Collection entries:
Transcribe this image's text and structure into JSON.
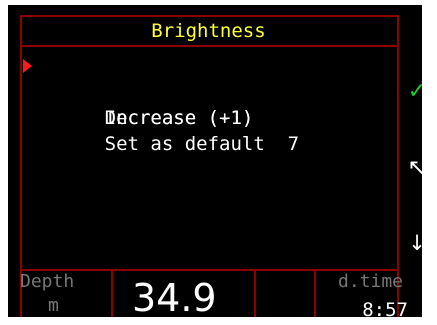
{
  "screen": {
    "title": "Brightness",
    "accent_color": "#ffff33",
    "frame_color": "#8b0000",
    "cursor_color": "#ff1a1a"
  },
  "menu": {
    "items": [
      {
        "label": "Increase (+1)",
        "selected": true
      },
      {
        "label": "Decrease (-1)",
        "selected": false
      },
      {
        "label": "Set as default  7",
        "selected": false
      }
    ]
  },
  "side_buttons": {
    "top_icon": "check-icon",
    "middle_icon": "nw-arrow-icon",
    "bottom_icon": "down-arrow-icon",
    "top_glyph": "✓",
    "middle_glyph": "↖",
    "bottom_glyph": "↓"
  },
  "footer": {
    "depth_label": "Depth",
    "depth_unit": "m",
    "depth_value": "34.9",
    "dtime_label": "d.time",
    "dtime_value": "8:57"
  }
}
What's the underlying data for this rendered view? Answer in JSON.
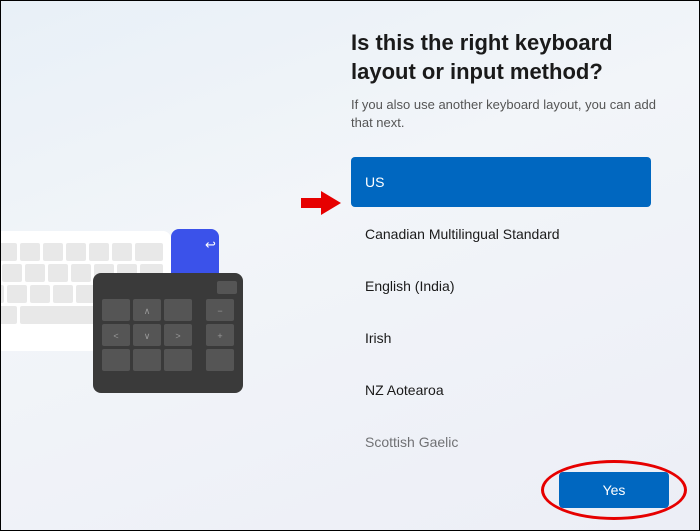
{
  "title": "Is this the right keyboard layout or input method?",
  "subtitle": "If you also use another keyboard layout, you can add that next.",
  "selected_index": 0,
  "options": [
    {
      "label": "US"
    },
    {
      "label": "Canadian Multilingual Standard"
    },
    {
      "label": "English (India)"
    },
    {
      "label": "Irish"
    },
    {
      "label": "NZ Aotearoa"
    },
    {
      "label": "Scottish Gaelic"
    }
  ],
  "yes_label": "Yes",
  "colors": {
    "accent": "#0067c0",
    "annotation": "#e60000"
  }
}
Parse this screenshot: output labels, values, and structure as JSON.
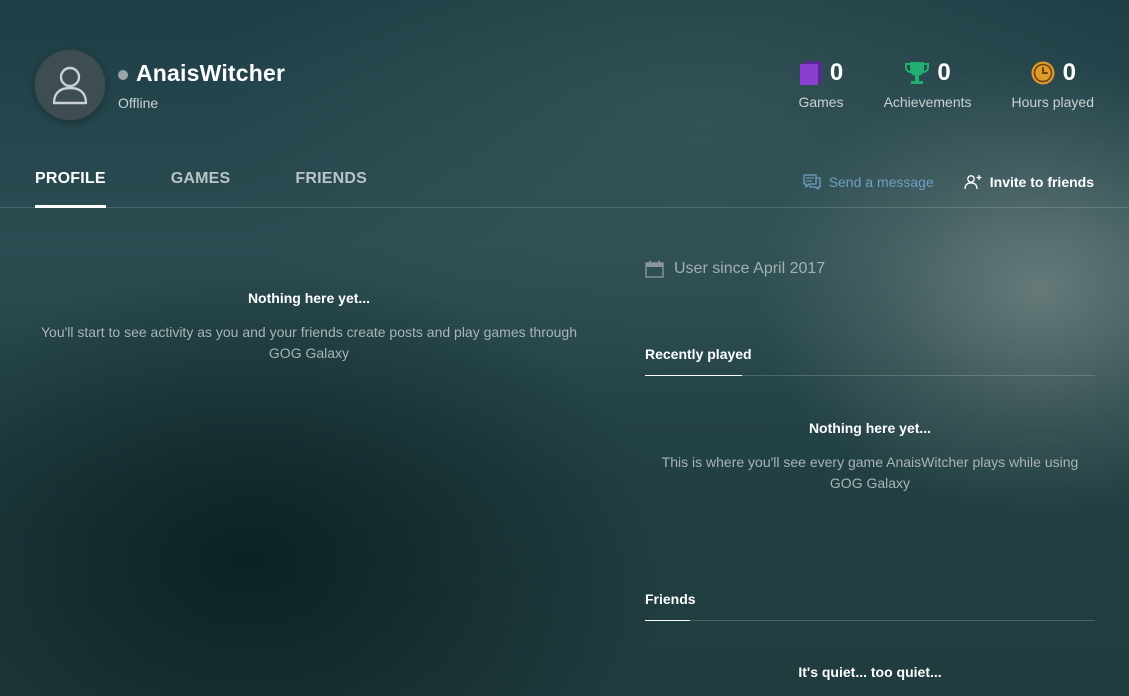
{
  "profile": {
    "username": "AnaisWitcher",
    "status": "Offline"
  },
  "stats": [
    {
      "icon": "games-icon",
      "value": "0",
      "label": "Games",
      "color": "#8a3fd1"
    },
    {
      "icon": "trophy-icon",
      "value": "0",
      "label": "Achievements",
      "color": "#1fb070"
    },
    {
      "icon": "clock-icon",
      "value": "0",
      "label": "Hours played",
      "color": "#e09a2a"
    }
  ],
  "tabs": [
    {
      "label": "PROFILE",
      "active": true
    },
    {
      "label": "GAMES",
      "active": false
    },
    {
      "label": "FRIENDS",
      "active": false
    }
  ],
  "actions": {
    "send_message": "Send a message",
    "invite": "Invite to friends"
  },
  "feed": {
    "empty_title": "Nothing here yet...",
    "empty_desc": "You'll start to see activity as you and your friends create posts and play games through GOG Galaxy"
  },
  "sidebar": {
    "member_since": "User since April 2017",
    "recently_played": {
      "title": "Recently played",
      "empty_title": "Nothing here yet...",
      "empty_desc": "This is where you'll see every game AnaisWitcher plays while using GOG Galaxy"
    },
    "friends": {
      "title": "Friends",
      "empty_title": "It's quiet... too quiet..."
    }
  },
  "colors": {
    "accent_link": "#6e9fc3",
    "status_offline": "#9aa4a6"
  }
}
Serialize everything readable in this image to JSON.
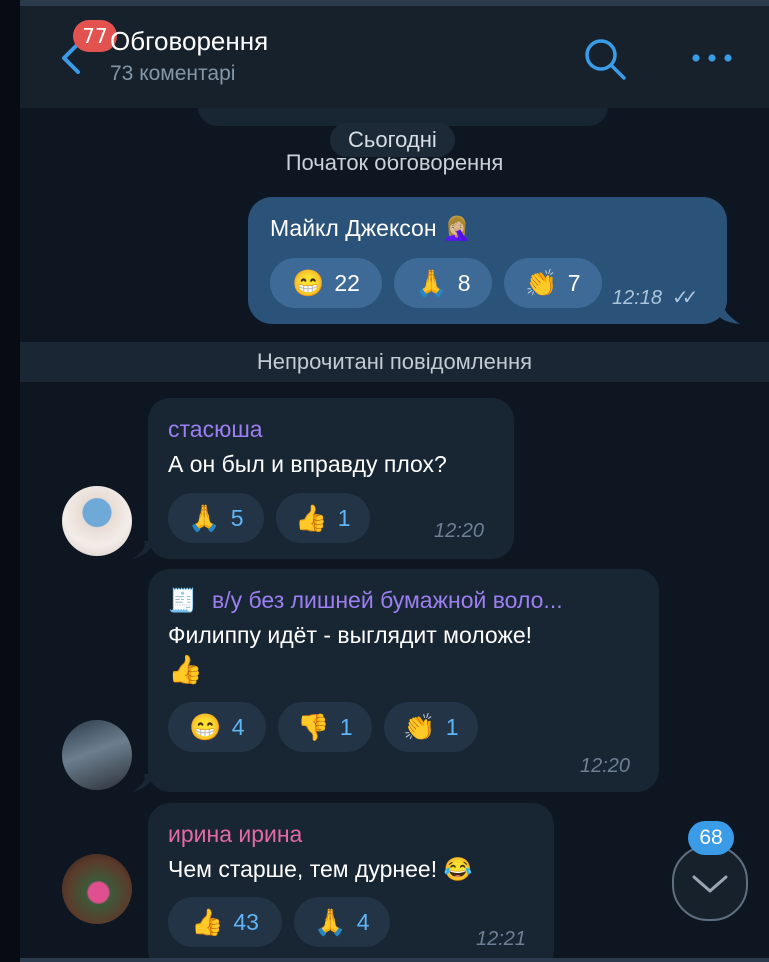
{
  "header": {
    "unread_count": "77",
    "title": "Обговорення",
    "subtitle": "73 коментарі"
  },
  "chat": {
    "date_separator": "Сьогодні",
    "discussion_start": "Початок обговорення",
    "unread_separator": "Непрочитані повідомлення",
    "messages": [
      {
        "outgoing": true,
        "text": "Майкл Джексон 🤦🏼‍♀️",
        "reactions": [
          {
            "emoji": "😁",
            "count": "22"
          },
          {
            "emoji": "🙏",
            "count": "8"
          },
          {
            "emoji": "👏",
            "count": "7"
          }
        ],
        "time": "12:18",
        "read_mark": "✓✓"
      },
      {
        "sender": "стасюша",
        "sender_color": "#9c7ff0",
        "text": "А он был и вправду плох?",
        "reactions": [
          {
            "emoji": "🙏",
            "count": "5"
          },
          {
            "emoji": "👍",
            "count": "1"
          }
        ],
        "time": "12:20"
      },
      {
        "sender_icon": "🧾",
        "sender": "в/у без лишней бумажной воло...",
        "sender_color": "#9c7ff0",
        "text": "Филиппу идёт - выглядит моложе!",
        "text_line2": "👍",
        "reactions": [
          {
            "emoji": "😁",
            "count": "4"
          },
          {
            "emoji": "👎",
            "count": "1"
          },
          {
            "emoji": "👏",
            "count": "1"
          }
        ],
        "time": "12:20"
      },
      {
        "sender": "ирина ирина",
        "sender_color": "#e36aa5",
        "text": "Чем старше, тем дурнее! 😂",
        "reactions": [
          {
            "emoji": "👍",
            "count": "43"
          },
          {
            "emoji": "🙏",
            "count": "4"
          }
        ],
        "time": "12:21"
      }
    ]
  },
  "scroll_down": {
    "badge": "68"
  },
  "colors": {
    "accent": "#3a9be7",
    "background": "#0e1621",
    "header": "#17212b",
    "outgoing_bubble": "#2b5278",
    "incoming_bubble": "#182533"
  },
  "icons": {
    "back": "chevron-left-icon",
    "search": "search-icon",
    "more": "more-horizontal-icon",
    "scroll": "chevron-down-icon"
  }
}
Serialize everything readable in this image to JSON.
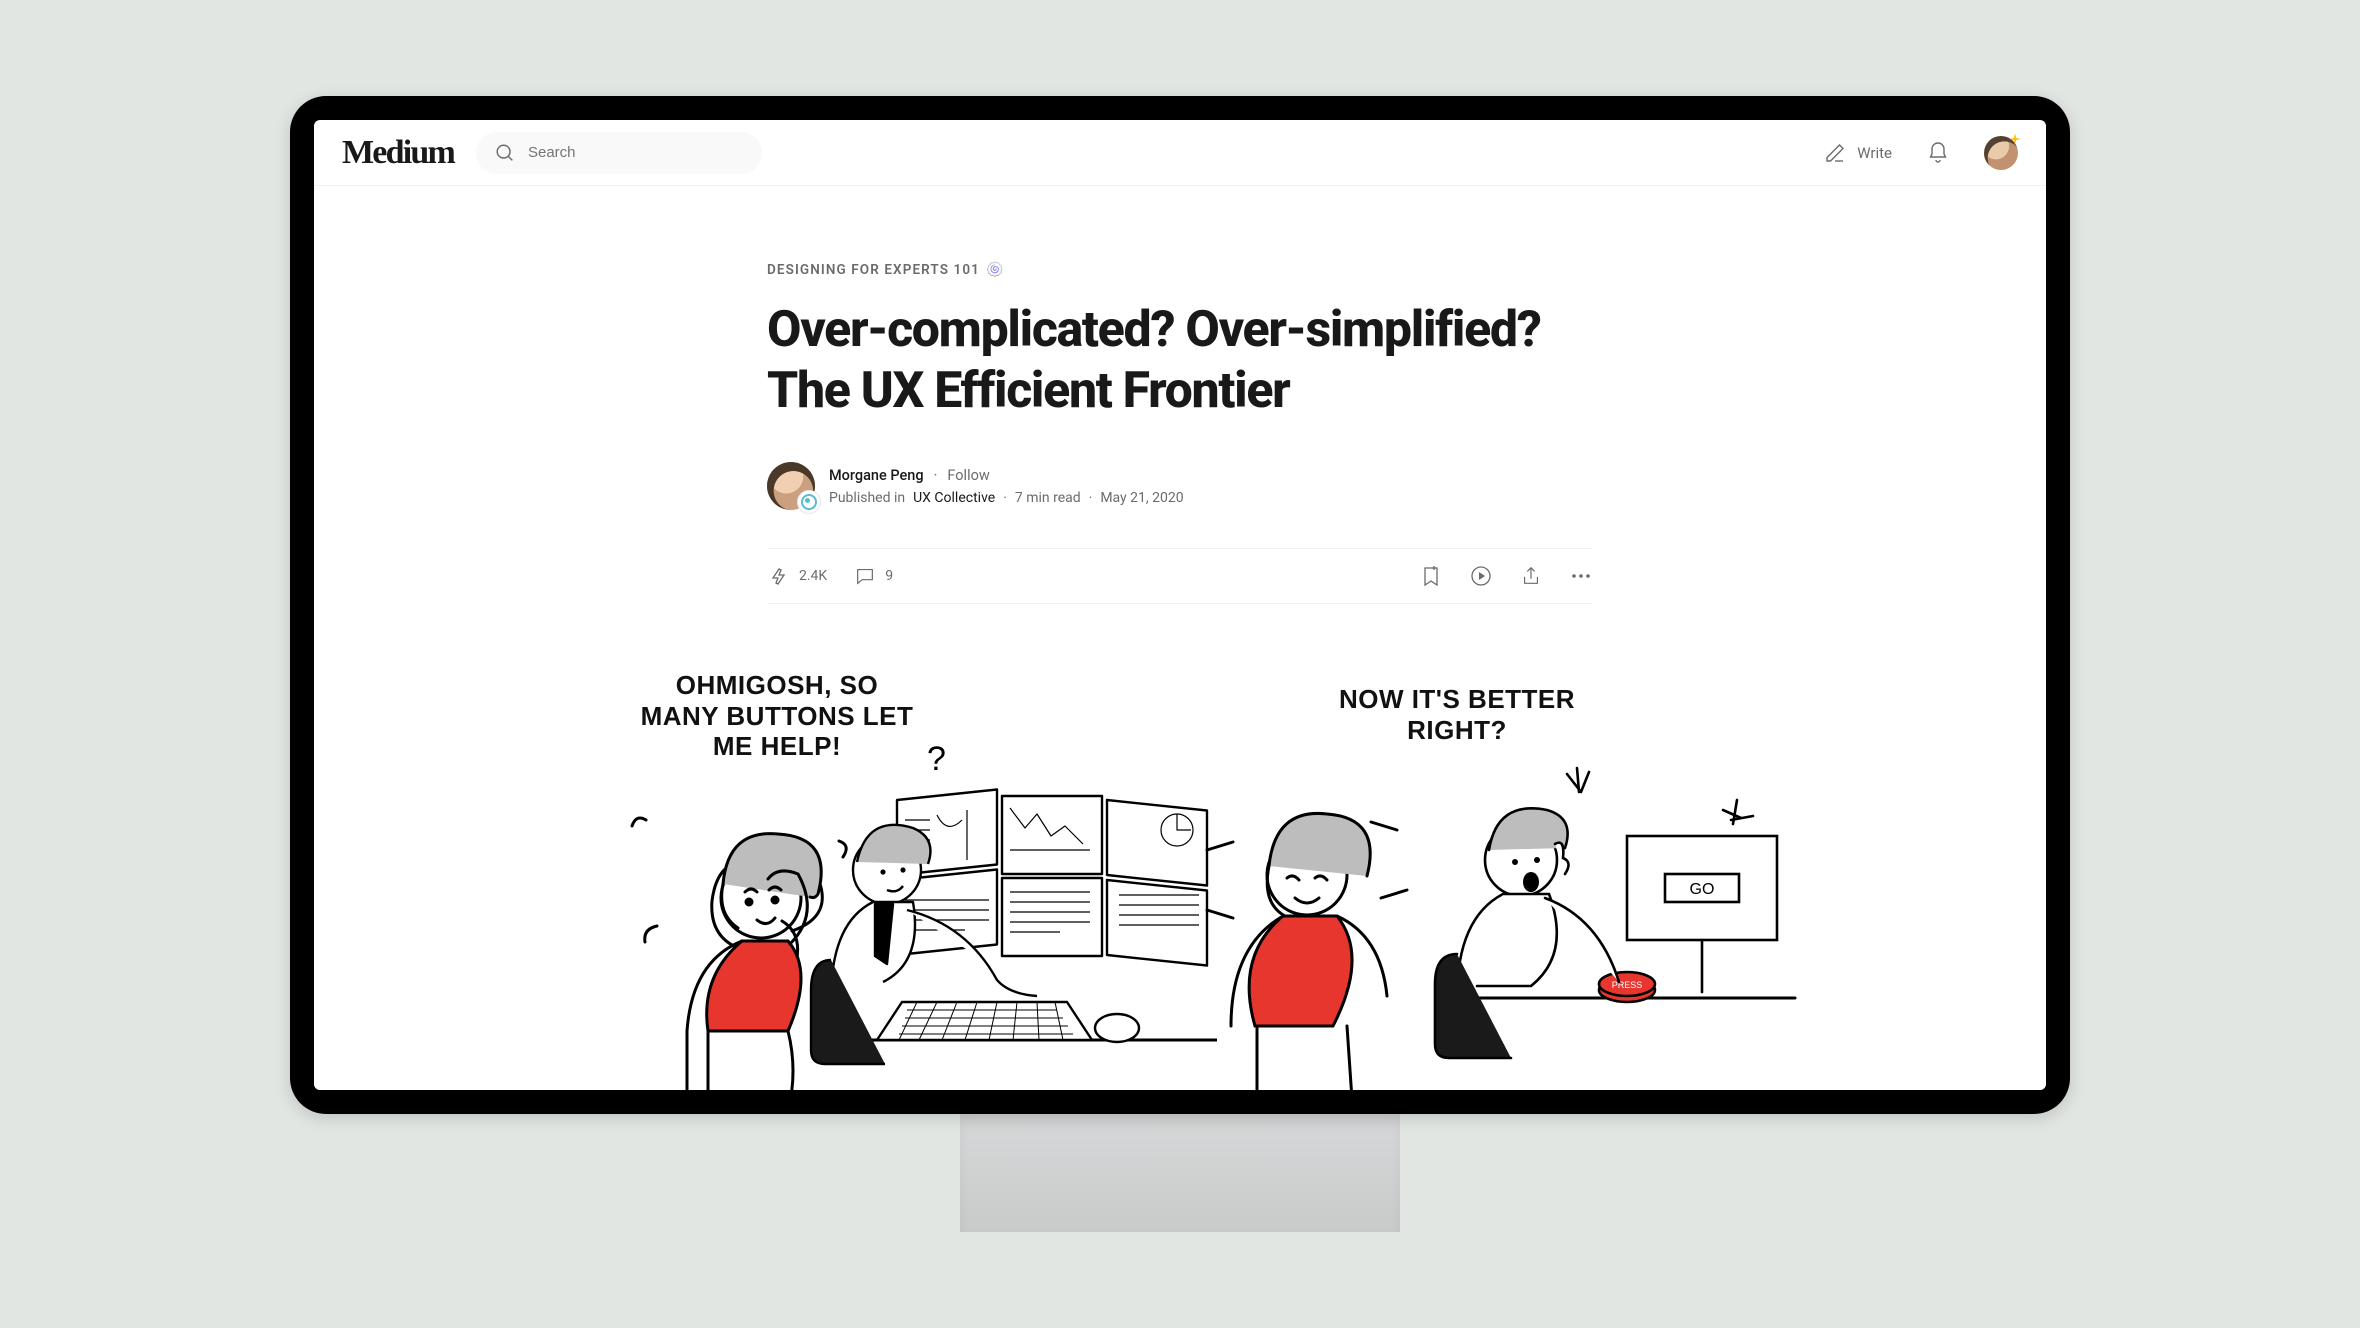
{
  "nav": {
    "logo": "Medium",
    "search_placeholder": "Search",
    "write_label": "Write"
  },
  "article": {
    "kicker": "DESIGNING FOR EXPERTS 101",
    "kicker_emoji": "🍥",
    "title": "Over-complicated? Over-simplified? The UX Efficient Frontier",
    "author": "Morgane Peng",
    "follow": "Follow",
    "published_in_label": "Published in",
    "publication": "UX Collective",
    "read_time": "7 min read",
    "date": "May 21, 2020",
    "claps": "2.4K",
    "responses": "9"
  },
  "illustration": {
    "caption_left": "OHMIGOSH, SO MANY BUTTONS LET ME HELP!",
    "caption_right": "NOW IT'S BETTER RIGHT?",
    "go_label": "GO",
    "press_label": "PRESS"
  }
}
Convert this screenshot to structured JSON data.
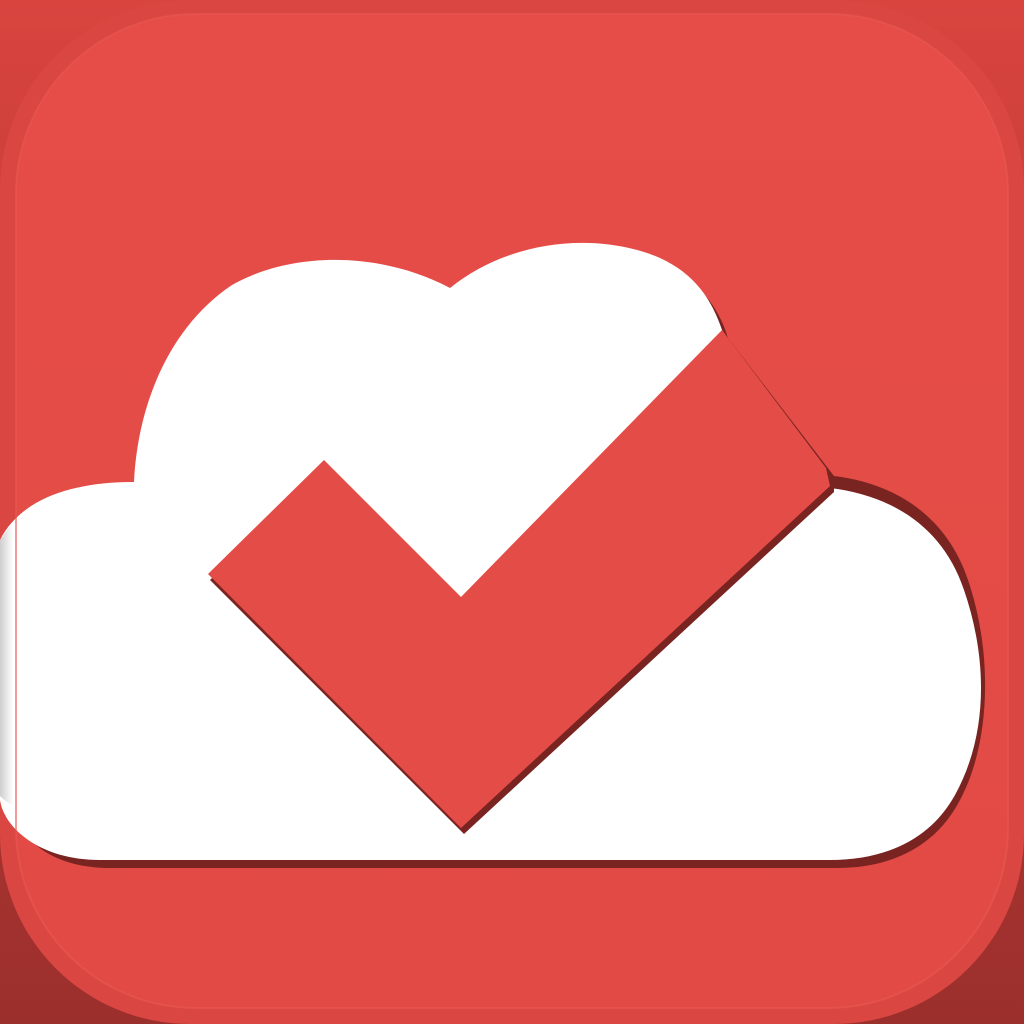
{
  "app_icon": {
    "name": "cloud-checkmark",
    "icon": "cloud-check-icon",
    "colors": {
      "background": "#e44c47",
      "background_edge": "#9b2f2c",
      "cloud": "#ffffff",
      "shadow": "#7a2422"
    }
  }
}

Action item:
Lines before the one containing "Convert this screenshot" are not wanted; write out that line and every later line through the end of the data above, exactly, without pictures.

Written response:
Convert this screenshot to structured JSON data.
{
  "app_icon": {
    "name": "cloud-checkmark",
    "icon": "cloud-check-icon",
    "colors": {
      "background": "#e44c47",
      "background_edge": "#9b2f2c",
      "cloud": "#ffffff",
      "shadow": "#7a2422"
    }
  }
}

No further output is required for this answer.